Change the branching probabilities to p=0.9999 and q=0.0001 and that gets us a skewed normal. The probability mass shifted. That accounts for skewness.

Having incomplete tiers or bins less than 2^n generate binomial trees with areas that have no probability mass. This gives us kurtosis.


Response to comment:

When I was talking about determining the number of bins, round up to the next integer.

Quincunx machines drop balls that come to eventually approximate the normal distribution via the binomial. Several assumptions are made by such a machine: 1) the number of bins is finite, 2) the underlying tree is binary, and 3) the probabilities are fixed. The Quincunx machine at the Museum of Mathematics in New York, lets the user dynamically change the probabilities. The probabilities can change at any time, even before the current layer is finished. Hence this idea about the bins not being filled.

Unlike what I said in my original answer when you have a void in the tree, the distribution demonstrates kurtosis.

I'm looking at this from the perspective of generative systems. I use a triangle to summarize decision trees. When a novel decision is made, more bins are added at the base of the triangle, and in terms of the distribution, in the tails. Trimming subtrees from the tree would leave voids in the distribution's probability mass.

I only replied to give you an intuitive sense. Labels? I've used Excel and played with the probabilities in the binomial and generated the expected skews. I have not done so with kurtosis, it doesn't help that we are forced to think about probability mass as being static while using language suggesting movement. The underlying data or balls cause the kurtosis. Then, we analyze it variously and attribute it to shape descriptive terms like center, shoulder, and tail. The only things we have to work with are the bins. Bins live dynamic lives even if the data can't.
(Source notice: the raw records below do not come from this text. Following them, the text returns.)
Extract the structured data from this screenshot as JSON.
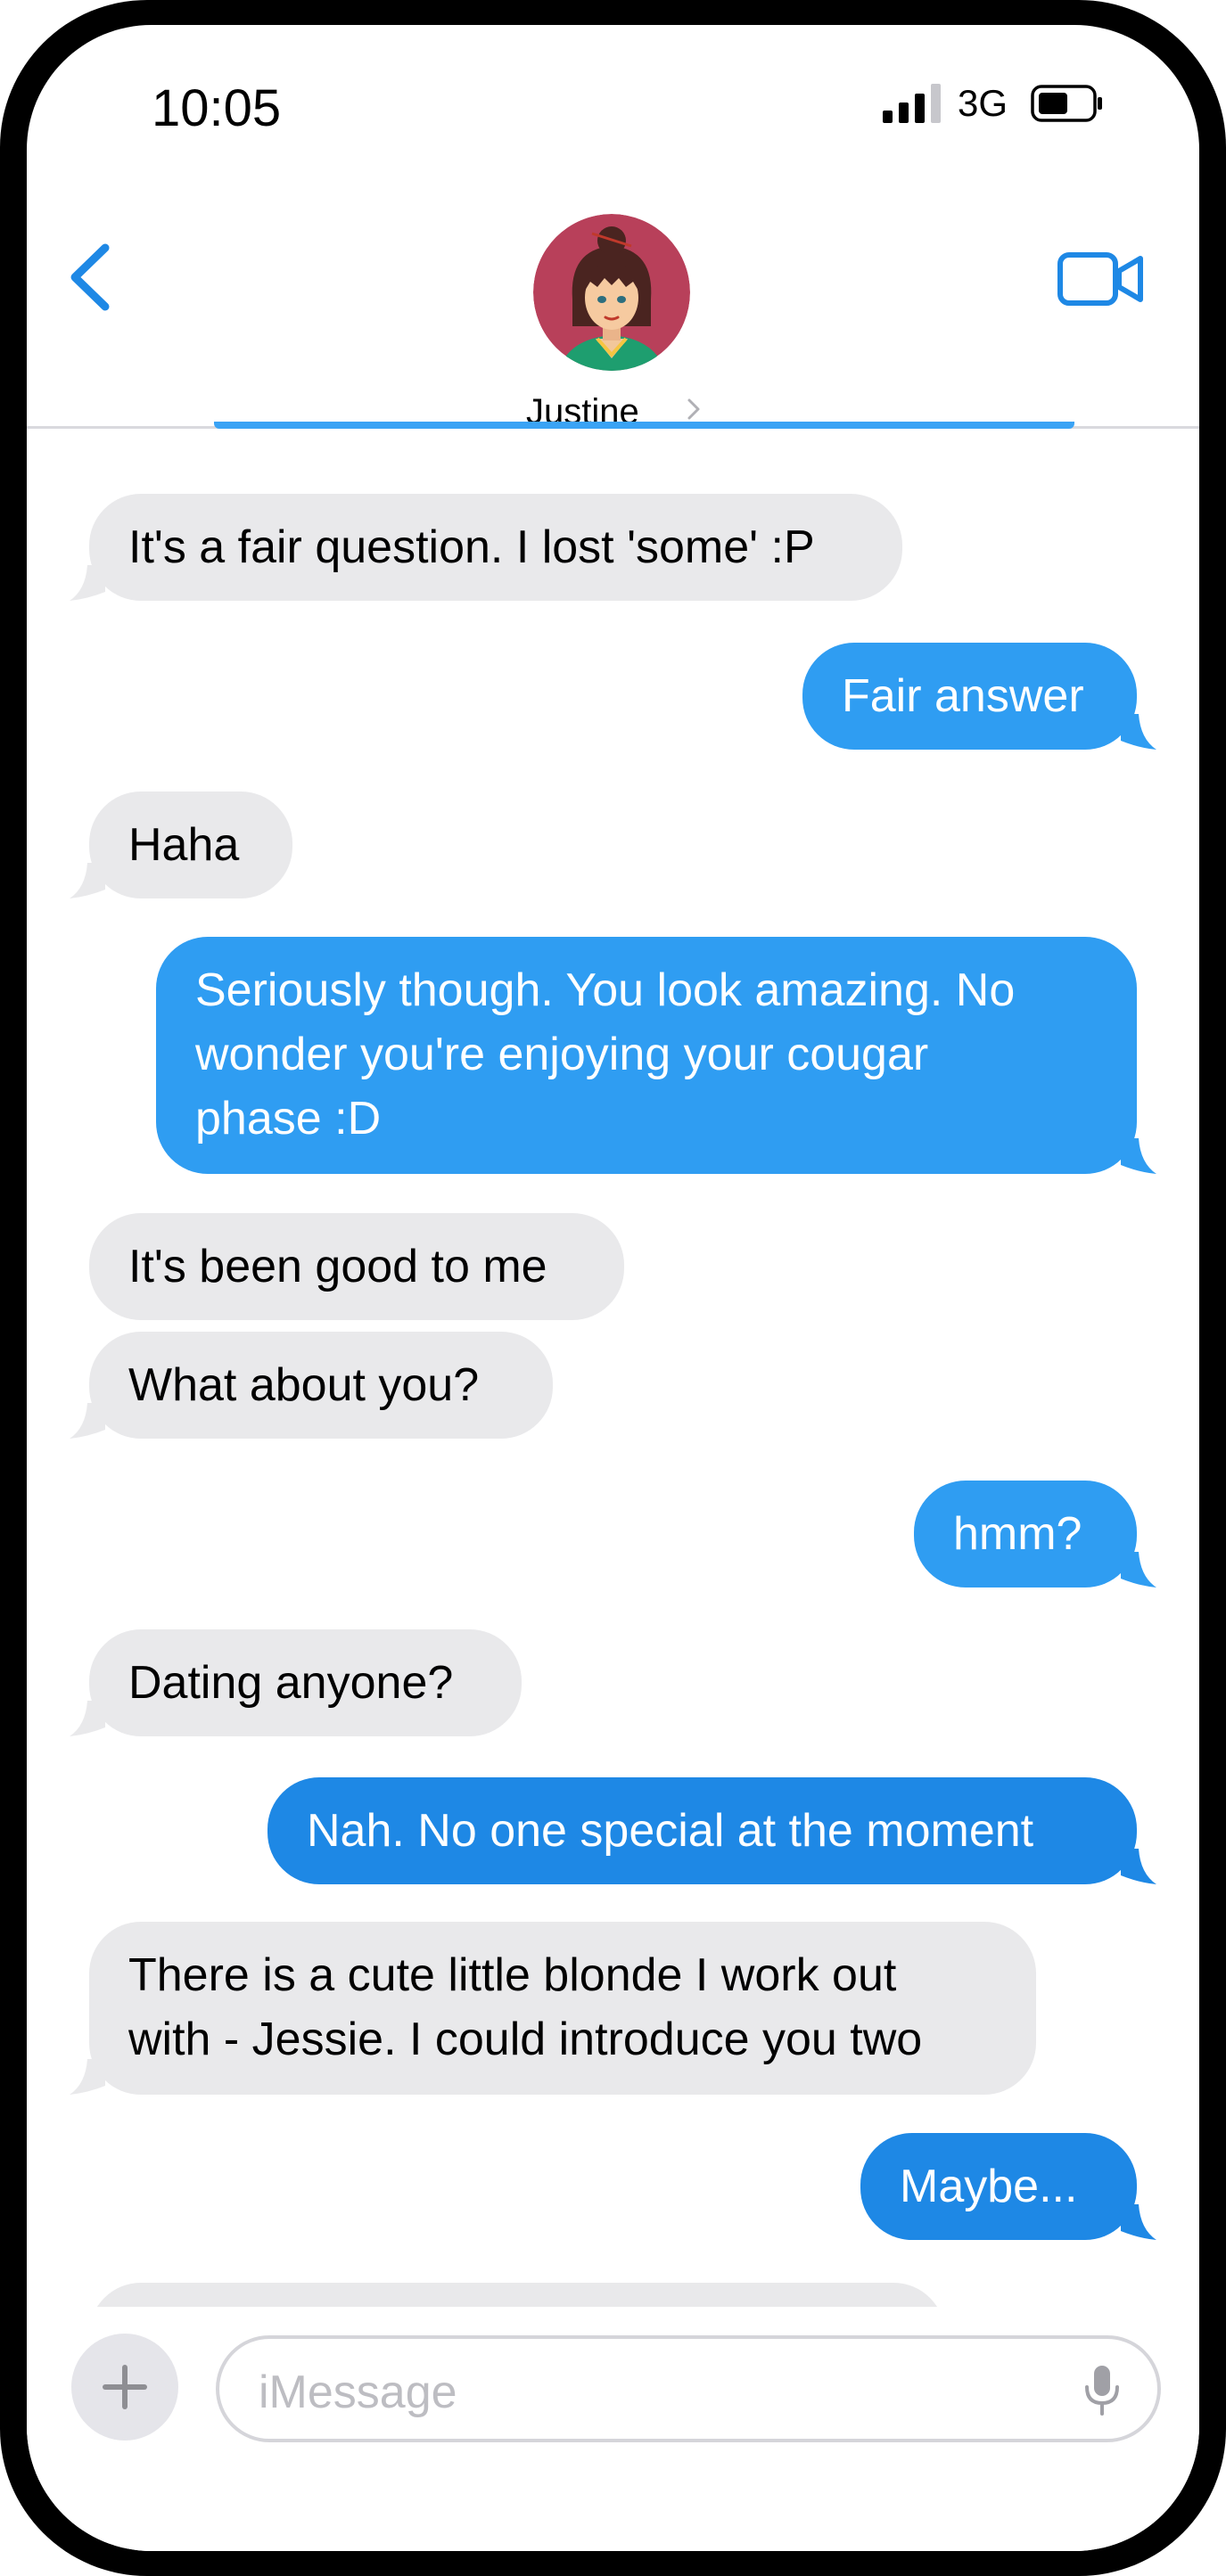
{
  "status_bar": {
    "time": "10:05",
    "network": "3G"
  },
  "header": {
    "contact_name": "Justine"
  },
  "messages": [
    {
      "from": "them",
      "text": "It's a fair question.  I lost 'some' :P"
    },
    {
      "from": "me",
      "text": "Fair answer"
    },
    {
      "from": "them",
      "text": "Haha"
    },
    {
      "from": "me",
      "lines": [
        "Seriously though.  You look amazing.  No",
        "wonder you're enjoying your cougar",
        "phase :D"
      ]
    },
    {
      "from": "them",
      "text": "It's been good to me"
    },
    {
      "from": "them",
      "text": "What about you?"
    },
    {
      "from": "me",
      "text": "hmm?"
    },
    {
      "from": "them",
      "text": "Dating anyone?"
    },
    {
      "from": "me",
      "text": "Nah.  No one special at the moment"
    },
    {
      "from": "them",
      "lines": [
        "There is a cute little blonde I work out",
        "with - Jessie.  I could introduce you two"
      ]
    },
    {
      "from": "me",
      "text": "Maybe..."
    }
  ],
  "input": {
    "placeholder": "iMessage"
  },
  "colors": {
    "accent": "#1e88e5",
    "sent_bubble": "#2f9df2",
    "received_bubble": "#e9e9eb"
  },
  "icons": {
    "back": "chevron-left-icon",
    "video": "video-camera-icon",
    "plus": "plus-icon",
    "mic": "microphone-icon"
  }
}
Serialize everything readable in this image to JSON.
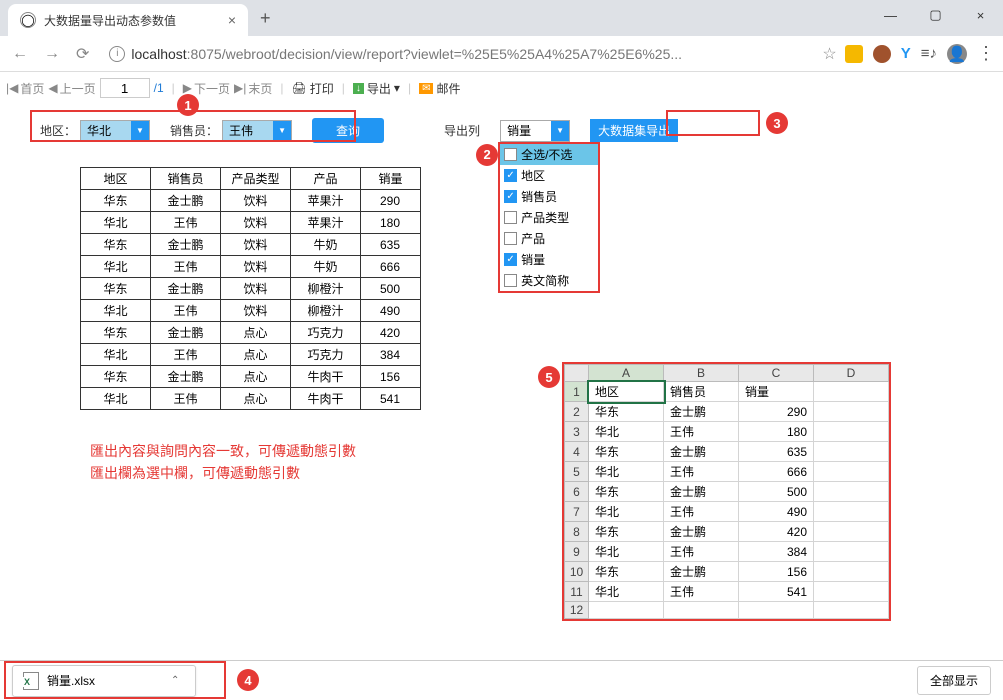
{
  "tab_title": "大数据量导出动态参数值",
  "url_host": "localhost",
  "url_port": ":8075",
  "url_path": "/webroot/decision/view/report?viewlet=%25E5%25A4%25A7%25E6%25...",
  "toolbar": {
    "first": "首页",
    "prev": "上一页",
    "page": "1",
    "total": "/1",
    "next": "下一页",
    "last": "末页",
    "print": "打印",
    "export": "导出",
    "mail": "邮件"
  },
  "form": {
    "region_label": "地区：",
    "region_value": "华北",
    "sales_label": "销售员：",
    "sales_value": "王伟",
    "query_btn": "查询",
    "export_col_label": "导出列",
    "export_col_value": "销量",
    "big_export_btn": "大数据集导出"
  },
  "dropdown": {
    "select_all": "全选/不选",
    "items": [
      {
        "label": "地区",
        "checked": true
      },
      {
        "label": "销售员",
        "checked": true
      },
      {
        "label": "产品类型",
        "checked": false
      },
      {
        "label": "产品",
        "checked": false
      },
      {
        "label": "销量",
        "checked": true
      },
      {
        "label": "英文简称",
        "checked": false
      }
    ]
  },
  "table": {
    "headers": [
      "地区",
      "销售员",
      "产品类型",
      "产品",
      "销量"
    ],
    "rows": [
      [
        "华东",
        "金士鹏",
        "饮料",
        "苹果汁",
        "290"
      ],
      [
        "华北",
        "王伟",
        "饮料",
        "苹果汁",
        "180"
      ],
      [
        "华东",
        "金士鹏",
        "饮料",
        "牛奶",
        "635"
      ],
      [
        "华北",
        "王伟",
        "饮料",
        "牛奶",
        "666"
      ],
      [
        "华东",
        "金士鹏",
        "饮料",
        "柳橙汁",
        "500"
      ],
      [
        "华北",
        "王伟",
        "饮料",
        "柳橙汁",
        "490"
      ],
      [
        "华东",
        "金士鹏",
        "点心",
        "巧克力",
        "420"
      ],
      [
        "华北",
        "王伟",
        "点心",
        "巧克力",
        "384"
      ],
      [
        "华东",
        "金士鹏",
        "点心",
        "牛肉干",
        "156"
      ],
      [
        "华北",
        "王伟",
        "点心",
        "牛肉干",
        "541"
      ]
    ]
  },
  "note_line1": "匯出內容與詢問內容一致，可傳遞動態引數",
  "note_line2": "匯出欄為選中欄，可傳遞動態引數",
  "excel": {
    "cols": [
      "A",
      "B",
      "C",
      "D"
    ],
    "rows": [
      [
        "地区",
        "销售员",
        "销量",
        ""
      ],
      [
        "华东",
        "金士鹏",
        "290",
        ""
      ],
      [
        "华北",
        "王伟",
        "180",
        ""
      ],
      [
        "华东",
        "金士鹏",
        "635",
        ""
      ],
      [
        "华北",
        "王伟",
        "666",
        ""
      ],
      [
        "华东",
        "金士鹏",
        "500",
        ""
      ],
      [
        "华北",
        "王伟",
        "490",
        ""
      ],
      [
        "华东",
        "金士鹏",
        "420",
        ""
      ],
      [
        "华北",
        "王伟",
        "384",
        ""
      ],
      [
        "华东",
        "金士鹏",
        "156",
        ""
      ],
      [
        "华北",
        "王伟",
        "541",
        ""
      ],
      [
        "",
        "",
        "",
        ""
      ]
    ]
  },
  "download_name": "销量.xlsx",
  "show_all": "全部显示",
  "badges": {
    "b1": "1",
    "b2": "2",
    "b3": "3",
    "b4": "4",
    "b5": "5"
  }
}
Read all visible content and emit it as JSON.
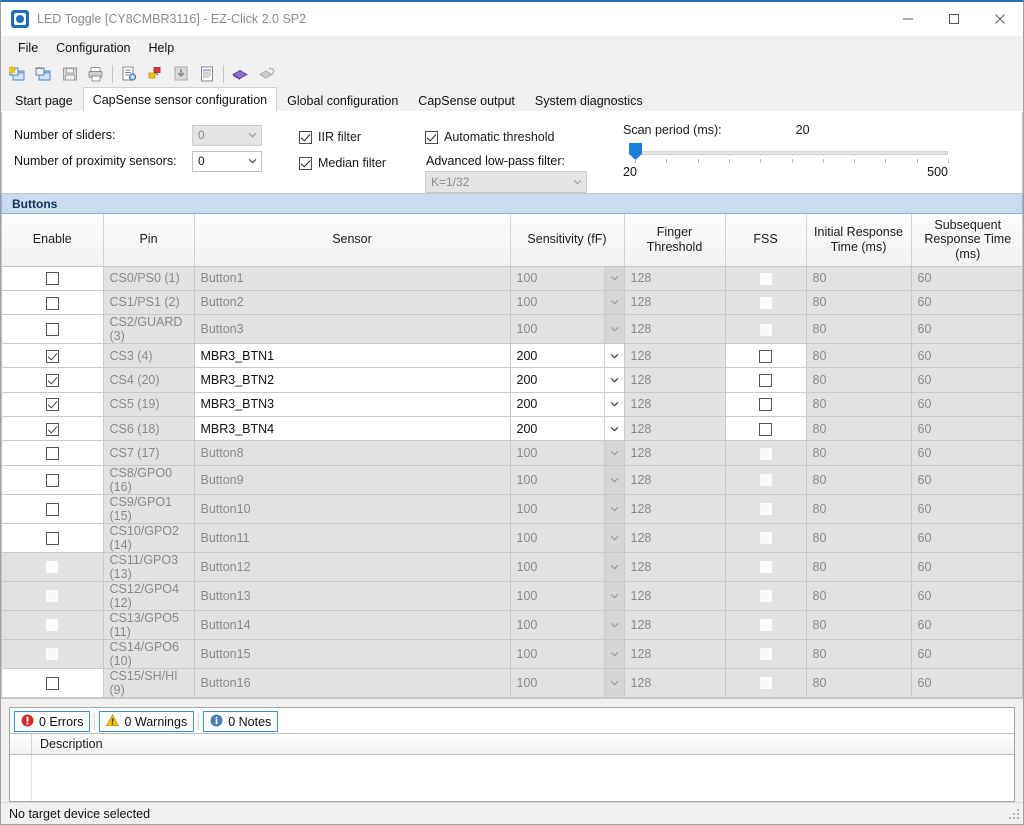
{
  "window": {
    "title": "LED Toggle [CY8CMBR3116] - EZ-Click 2.0 SP2",
    "app_icon": "ez-click-app-icon",
    "minimize": "—",
    "maximize": "□",
    "close": "✕"
  },
  "menu": [
    "File",
    "Configuration",
    "Help"
  ],
  "toolbar": [
    {
      "name": "new-project-icon",
      "enabled": true
    },
    {
      "name": "open-project-icon",
      "enabled": true
    },
    {
      "name": "save-icon",
      "enabled": false
    },
    {
      "name": "print-icon",
      "enabled": true
    },
    {
      "name": "configure-icon",
      "enabled": true
    },
    {
      "name": "apply-settings-icon",
      "enabled": true
    },
    {
      "name": "download-icon",
      "enabled": false
    },
    {
      "name": "report-icon",
      "enabled": true
    },
    {
      "name": "chip-icon",
      "enabled": true
    },
    {
      "name": "connect-icon",
      "enabled": false
    }
  ],
  "tabs": [
    {
      "label": "Start page",
      "active": false
    },
    {
      "label": "CapSense sensor configuration",
      "active": true
    },
    {
      "label": "Global configuration",
      "active": false
    },
    {
      "label": "CapSense output",
      "active": false
    },
    {
      "label": "System diagnostics",
      "active": false
    }
  ],
  "settings": {
    "sliders_label": "Number of sliders:",
    "sliders_value": "0",
    "sliders_enabled": false,
    "proximity_label": "Number of proximity sensors:",
    "proximity_value": "0",
    "proximity_enabled": true,
    "iir_filter": {
      "label": "IIR filter",
      "checked": true
    },
    "median_filter": {
      "label": "Median filter",
      "checked": true
    },
    "automatic_threshold": {
      "label": "Automatic threshold",
      "checked": true
    },
    "advanced_lpf_label": "Advanced low-pass filter:",
    "advanced_lpf_value": "K=1/32",
    "scan_period_label": "Scan period (ms):",
    "scan_period_value": "20",
    "scan_min": "20",
    "scan_max": "500",
    "slider_position_pct": 0
  },
  "group_header": "Buttons",
  "table": {
    "columns": [
      "Enable",
      "Pin",
      "Sensor",
      "Sensitivity (fF)",
      "Finger Threshold",
      "FSS",
      "Initial Response Time (ms)",
      "Subsequent Response Time (ms)"
    ],
    "rows": [
      {
        "enable": false,
        "enable_disabled": false,
        "pin": "CS0/PS0 (1)",
        "sensor": "Button1",
        "sensitivity": "100",
        "finger_threshold": "128",
        "fss": false,
        "initial": "80",
        "subsequent": "60",
        "row_enabled": false
      },
      {
        "enable": false,
        "enable_disabled": false,
        "pin": "CS1/PS1 (2)",
        "sensor": "Button2",
        "sensitivity": "100",
        "finger_threshold": "128",
        "fss": false,
        "initial": "80",
        "subsequent": "60",
        "row_enabled": false
      },
      {
        "enable": false,
        "enable_disabled": false,
        "pin": "CS2/GUARD (3)",
        "sensor": "Button3",
        "sensitivity": "100",
        "finger_threshold": "128",
        "fss": false,
        "initial": "80",
        "subsequent": "60",
        "row_enabled": false
      },
      {
        "enable": true,
        "enable_disabled": false,
        "pin": "CS3 (4)",
        "sensor": "MBR3_BTN1",
        "sensitivity": "200",
        "finger_threshold": "128",
        "fss": false,
        "initial": "80",
        "subsequent": "60",
        "row_enabled": true
      },
      {
        "enable": true,
        "enable_disabled": false,
        "pin": "CS4 (20)",
        "sensor": "MBR3_BTN2",
        "sensitivity": "200",
        "finger_threshold": "128",
        "fss": false,
        "initial": "80",
        "subsequent": "60",
        "row_enabled": true
      },
      {
        "enable": true,
        "enable_disabled": false,
        "pin": "CS5 (19)",
        "sensor": "MBR3_BTN3",
        "sensitivity": "200",
        "finger_threshold": "128",
        "fss": false,
        "initial": "80",
        "subsequent": "60",
        "row_enabled": true
      },
      {
        "enable": true,
        "enable_disabled": false,
        "pin": "CS6 (18)",
        "sensor": "MBR3_BTN4",
        "sensitivity": "200",
        "finger_threshold": "128",
        "fss": false,
        "initial": "80",
        "subsequent": "60",
        "row_enabled": true
      },
      {
        "enable": false,
        "enable_disabled": false,
        "pin": "CS7 (17)",
        "sensor": "Button8",
        "sensitivity": "100",
        "finger_threshold": "128",
        "fss": false,
        "initial": "80",
        "subsequent": "60",
        "row_enabled": false
      },
      {
        "enable": false,
        "enable_disabled": false,
        "pin": "CS8/GPO0 (16)",
        "sensor": "Button9",
        "sensitivity": "100",
        "finger_threshold": "128",
        "fss": false,
        "initial": "80",
        "subsequent": "60",
        "row_enabled": false
      },
      {
        "enable": false,
        "enable_disabled": false,
        "pin": "CS9/GPO1 (15)",
        "sensor": "Button10",
        "sensitivity": "100",
        "finger_threshold": "128",
        "fss": false,
        "initial": "80",
        "subsequent": "60",
        "row_enabled": false
      },
      {
        "enable": false,
        "enable_disabled": false,
        "pin": "CS10/GPO2 (14)",
        "sensor": "Button11",
        "sensitivity": "100",
        "finger_threshold": "128",
        "fss": false,
        "initial": "80",
        "subsequent": "60",
        "row_enabled": false
      },
      {
        "enable": false,
        "enable_disabled": true,
        "pin": "CS11/GPO3 (13)",
        "sensor": "Button12",
        "sensitivity": "100",
        "finger_threshold": "128",
        "fss": false,
        "initial": "80",
        "subsequent": "60",
        "row_enabled": false
      },
      {
        "enable": false,
        "enable_disabled": true,
        "pin": "CS12/GPO4 (12)",
        "sensor": "Button13",
        "sensitivity": "100",
        "finger_threshold": "128",
        "fss": false,
        "initial": "80",
        "subsequent": "60",
        "row_enabled": false
      },
      {
        "enable": false,
        "enable_disabled": true,
        "pin": "CS13/GPO5 (11)",
        "sensor": "Button14",
        "sensitivity": "100",
        "finger_threshold": "128",
        "fss": false,
        "initial": "80",
        "subsequent": "60",
        "row_enabled": false
      },
      {
        "enable": false,
        "enable_disabled": true,
        "pin": "CS14/GPO6 (10)",
        "sensor": "Button15",
        "sensitivity": "100",
        "finger_threshold": "128",
        "fss": false,
        "initial": "80",
        "subsequent": "60",
        "row_enabled": false
      },
      {
        "enable": false,
        "enable_disabled": false,
        "pin": "CS15/SH/HI (9)",
        "sensor": "Button16",
        "sensitivity": "100",
        "finger_threshold": "128",
        "fss": false,
        "initial": "80",
        "subsequent": "60",
        "row_enabled": false
      }
    ]
  },
  "messages": {
    "errors": "0 Errors",
    "warnings": "0 Warnings",
    "notes": "0 Notes",
    "description_header": "Description",
    "items": []
  },
  "statusbar": {
    "text": "No target device selected"
  },
  "colors": {
    "accent": "#1a7fd4",
    "group_header_bg": "#c9dcf0",
    "error": "#d32f2f",
    "warning": "#f5c518",
    "note": "#4a7fb5",
    "disabled_text": "#8a8a8a"
  }
}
$\endgroup$
  • 2
    $\begingroup$ This is intriguing, but awfully sketchy. What are the labels on your binomial tree, for instance? It had better be an infinite tree if you want to get a normal distribution--but then the obvious labels (using a random walk or using binary representations of real numbers) don't lead to normal distributions at all. Without these details too much is left to readers' imaginations. Could you elaborate on them? $\endgroup$ – whuber Jul 25 '16 at 14:40

Your Answer

By clicking “Post Your Answer”, you agree to our terms of service, privacy policy and cookie policy

Not the answer you're looking for? Browse other questions tagged or ask your own question.